The Buju Consensus

By Nicosia Smith
Dreadlock flying in all directions, feet that move to the language of the drums and hip gyrations that make you swoon.

Buju Banton, dancehall icon, is back, full stop.
Now has Mark Myrie aka Buju Banton tours the Caribbean on his ‘I am Legend – Long Walk to Freedom’ series, there are a lot of satisfied patrons especially the ladies.
A Buju wave is sweeping us up – a continuous, sweeping emotional one, drawing us from all over the globe to the Caribbean.
For years I have not followed dancehall music and have kept to dancehall and reggae classics. Which to me are more meaning full and uplifting.
So seeing the return of Buju to the stage is really an exhale, for me, and I remain hopefully optimistic that dancehall will have a positive turn.

There are so many youths that lean on what dancehall preach and the music is grooming generations to come. And the current fruits of that grooming for me, to a large extent, leaves much to be desired.
Now as a female, Buju is bringing ‘sexy back’ in a beautiful way. Not many men can wine fully clothed with so much sex appeal.
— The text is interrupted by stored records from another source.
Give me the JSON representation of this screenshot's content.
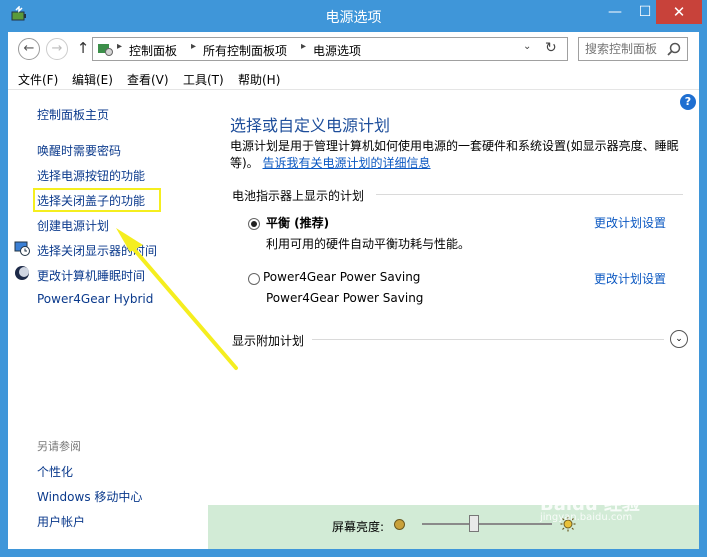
{
  "window": {
    "title": "电源选项",
    "min_glyph": "—",
    "max_glyph": "☐",
    "close_glyph": "✕"
  },
  "nav": {
    "back_glyph": "←",
    "forward_glyph": "→",
    "up_glyph": "↑",
    "breadcrumbs": [
      "控制面板",
      "所有控制面板项",
      "电源选项"
    ],
    "separator": "▸",
    "dropdown_glyph": "⌄",
    "refresh_glyph": "↻",
    "search_placeholder": "搜索控制面板"
  },
  "menu": [
    "文件(F)",
    "编辑(E)",
    "查看(V)",
    "工具(T)",
    "帮助(H)"
  ],
  "sidebar": {
    "home": "控制面板主页",
    "items": [
      "唤醒时需要密码",
      "选择电源按钮的功能",
      "选择关闭盖子的功能",
      "创建电源计划",
      "选择关闭显示器的时间",
      "更改计算机睡眠时间",
      "Power4Gear Hybrid"
    ],
    "see_also_title": "另请参阅",
    "see_also": [
      "个性化",
      "Windows 移动中心",
      "用户帐户"
    ]
  },
  "main": {
    "title": "选择或自定义电源计划",
    "description": "电源计划是用于管理计算机如何使用电源的一套硬件和系统设置(如显示器亮度、睡眠等)。",
    "learn_more": "告诉我有关电源计划的详细信息",
    "section_battery": "电池指示器上显示的计划",
    "plans": [
      {
        "name": "平衡 (推荐)",
        "desc": "利用可用的硬件自动平衡功耗与性能。",
        "selected": true
      },
      {
        "name": "Power4Gear Power Saving",
        "desc": "Power4Gear Power Saving",
        "selected": false
      }
    ],
    "change_settings": "更改计划设置",
    "section_additional": "显示附加计划",
    "expand_glyph": "⌄",
    "help_glyph": "?"
  },
  "brightness": {
    "label": "屏幕亮度:",
    "value_fraction": 0.4
  },
  "watermark": {
    "text": "Baidu 经验",
    "sub": "jingyan.baidu.com"
  },
  "colors": {
    "titlebar": "#3f96d9",
    "link": "#0b58c2",
    "heading": "#1e4e9b",
    "highlight_box": "#f5ee1f",
    "annotation_arrow": "#f5ee1f",
    "brightness_bar": "#d2ebd6",
    "close_button": "#c8423a"
  },
  "icons": {
    "app": "power-options-icon",
    "address": "control-panel-icon",
    "search": "search-icon",
    "display_time": "clock-icon",
    "sleep": "moon-icon",
    "brightness_low": "dim-sun-icon",
    "brightness_high": "bright-sun-icon"
  }
}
Coupled with conscious lyrics and thought provoking messages.

Now Buju is sporting a shaped gray patch beard and yes, the unmistaken balding and professor like specs(worn offstage mostly), which only adds to his appeal.

Thank you Mr Myrie for your gentleman approach. Reggae has always showcased fashion and style that is unparalleled, Gregory Isaacs and Dennis Brown come to mind. Now the only difference I can immediately think of is that while Isaacs and Brown, largely remain in their three piece suits, Mr Myrie, sheds his. That is tie, west cut and jacket, sometimes after the first notes. As the music takes him over, the clothing it seems becomes an obstacle to the very spiritual experience he is having on stage.
“Right now I am enjoying this Caribbean tour so much and following it with jubilation. I surf the internet for the live streams of his tour. So far this ‘I am Legend’ tour that began March 16 in Jamaica has made stops in Bahamas, Trinidad and Tobago (concert was held in Trinidad) and Barbados and in Suriname. On May 11 it is Grenada and May 25 Guyana; June 15, it is Tortola, BVI and June 29, Basseterre, St. Kitts among European dates. Caribbean governments have certainly seen an influx of Buju visitors.
Myrie was release a day early on December 7 from the McRae Correctional Facility in Georgia after eight years, six months, 27 days, 13 hours, 5 minutes, 26 seconds from drug conspiracy charges, as he told the over 30,000 at the Jamaica concert leaning on the shoulders of his pal Wayne Wonder.
Mentioning that there was no tear on his rectum, no sexual abuse, thank the lord.
We love you Buju.


Sky Weaver

“The weavings from nature are often made directly after the subject in the open sky…” Charlotte Schroeder

By Nicosia Smith

It’s weaving fit for royalty and believe it or not, the close spaces of an airplane seat is sometimes where the magic gets started.
While most travelers just want to get to where they are going, for Danish International Weaver Charlotte Schroeder it is more like a journey into her creative zone.



Charlotte Schroeder (Nicosia Smith photo)


Schroeder told me that as she prepares to travel she would grab a bunch of colors for weaving and basically see what happens.
For the last 50 years Schroeder has done tapestry, patterns, portraits, landscapes and church textiles large and small. But it is her miniature pieces that’s a perfect fit to work on – when she travels. The sizes she sometimes begins during a flight are between 8 to 9.9 centimeters. ‘They do not take up much room, it’s like a small plastic bag’, she told me, describing the little space she uses. While Schroeder uses drawings to create her intricate weaves she said, “on the plane I just start.”
It’s very satisfying working in the air, she told me.
“The time kind of fly,” she said; as one can imagine.
For example, traveling from Copenhagen to New York is around eight hours and for about four hours she would weave. But even on shorter trips around Europe like to France, Italy and Spain, she also weaves.
While her work speak for itself, James Elkind of Lost City Arts at 18 Cooper Square, New York, New York told me in the world of good tapestry artist – Continue reading